Thankfully neither of them were either too little or too late to enjoy eating. Both were entirely delicious. Half the carrots I ate raw in salads or as a snack. Half I poached with some other vegetables to make a light stew - they looked quite gourmet whole and tiny with a little bit of stalk left on. The cauliflower I was little more wary off, but turned out to be equally delicious. Half of it, I sauteed with bacon, garlic and chives, with sage and red chillies also from the garden. The other half went into the vegetable stew.
After a few weeks hiatus, I managed to go up to Mamroneck yesterday. The train ride up was a visual thrill, the autumn colors are so much more pronounced outside the city. When I got there, the first thing that caught my eye were the Chinese Lanterns that had shed their skin to show this interesting filigree encircling a bead of orange fruit- earning it's other moniker of Love in a Cage. I remembered vaguely that the fruit was edible and tasted one. It was tart and I decided this might not be such a good idea. On checking, the fruit needs to be ripe to be edible but contains more vitamin C than lemons.
Another notable visual theme I saw at NYBG a couple of weeks ago was - white. Both flowers and vareigated leaves. A spectacular tangle of Foxtails, clumps of Cosmos, Phlox and Nicotianas. Even more interesting were certain pairings like the Variegated Flax Lily and Euphorbia Diamond Frost that opens the slideshow. At the end - my favorite combination the arching stems of white anemones echoing the wave form of undulating grass behind it. I've added in images of other white flowers that coincidentally struck me around this time last year- the white asters paired with a bleached rustic fence in Provincetown and Autumn Clematis tumbling over the stone walls at Mamaroneck.

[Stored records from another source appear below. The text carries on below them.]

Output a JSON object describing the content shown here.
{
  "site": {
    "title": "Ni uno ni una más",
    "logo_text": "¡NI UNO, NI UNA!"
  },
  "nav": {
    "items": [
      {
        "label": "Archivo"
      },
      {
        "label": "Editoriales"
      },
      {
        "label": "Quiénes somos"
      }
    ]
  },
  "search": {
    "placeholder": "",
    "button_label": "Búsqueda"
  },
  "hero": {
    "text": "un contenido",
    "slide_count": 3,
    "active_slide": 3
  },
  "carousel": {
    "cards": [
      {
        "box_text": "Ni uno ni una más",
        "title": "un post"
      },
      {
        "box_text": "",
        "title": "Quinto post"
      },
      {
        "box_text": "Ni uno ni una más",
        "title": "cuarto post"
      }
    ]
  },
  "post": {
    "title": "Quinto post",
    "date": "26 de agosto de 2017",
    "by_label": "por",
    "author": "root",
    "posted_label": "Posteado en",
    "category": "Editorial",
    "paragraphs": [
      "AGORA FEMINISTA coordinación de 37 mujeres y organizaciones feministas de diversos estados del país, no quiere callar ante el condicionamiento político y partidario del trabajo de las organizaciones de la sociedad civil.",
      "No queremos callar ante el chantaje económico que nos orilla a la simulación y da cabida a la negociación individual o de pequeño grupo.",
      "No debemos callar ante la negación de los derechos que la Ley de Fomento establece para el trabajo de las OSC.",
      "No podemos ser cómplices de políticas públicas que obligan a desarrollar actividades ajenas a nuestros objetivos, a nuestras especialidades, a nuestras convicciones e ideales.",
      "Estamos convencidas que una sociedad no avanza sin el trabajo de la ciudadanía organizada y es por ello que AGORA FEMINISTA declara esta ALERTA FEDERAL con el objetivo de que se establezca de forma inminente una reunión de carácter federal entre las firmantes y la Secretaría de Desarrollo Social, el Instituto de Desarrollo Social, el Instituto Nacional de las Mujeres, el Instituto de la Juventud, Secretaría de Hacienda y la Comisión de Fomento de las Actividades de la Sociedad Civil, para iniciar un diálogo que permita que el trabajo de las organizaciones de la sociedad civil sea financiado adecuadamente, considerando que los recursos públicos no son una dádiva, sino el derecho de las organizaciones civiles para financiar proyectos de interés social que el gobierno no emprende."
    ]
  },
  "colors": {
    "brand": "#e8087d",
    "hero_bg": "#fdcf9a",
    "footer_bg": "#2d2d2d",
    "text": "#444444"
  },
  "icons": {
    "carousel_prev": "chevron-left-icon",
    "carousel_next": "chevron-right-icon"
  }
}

Soundtrack: Theme de Camille from Le Mepris
Being a fan of dark plants, I couldn't help noticing in the market over the weekend the number of interesting dark vegetables that were available. Of course there were the usual ones that I know- the eggplants and the purple potatoes but the bushels of purple beans and the crate of black radishes were newer. I'm sure I've seen black peppers before but they looked particularly interesting framed in this collection of vegetable noir, as did the dark leaves of these interesting greens.
An omelette with slices of purple potatoes smothered in lavender colored chive flower I had ealier this year reminded me how much the way something looks can elevate how it tastes. Similarly the burgundy okra was not the most succesful vegetable-couldn't harvest it regularly enough to avoid the large woody ones- but boy did it look stunning-including the flowers. It made the vegetable beds look really attractive.I imagine those purple beans would do an interesting job of that as would some unusually colored greens. Color is an interesting device to bring visual interest to the table as well as in the vegetable beds methinks as I start already to plan next years garden.
I typed in the box "blue purple berry" and magically google images gave me some matches that quickly helped me to identify the Porcelain Berry I saw last week at NYBG. Visually this berry is stunning- the color ranges from turquoise blue through to bright purples. They looked strange and I assumed they were poisonous but apparently not. They are edible if not flavorful. So is the other fruit that I saw plenty of on trees and in wasted piles on the ground and paths. Its the fruit of the Kousa Dogwood which can apparently be made into a jam.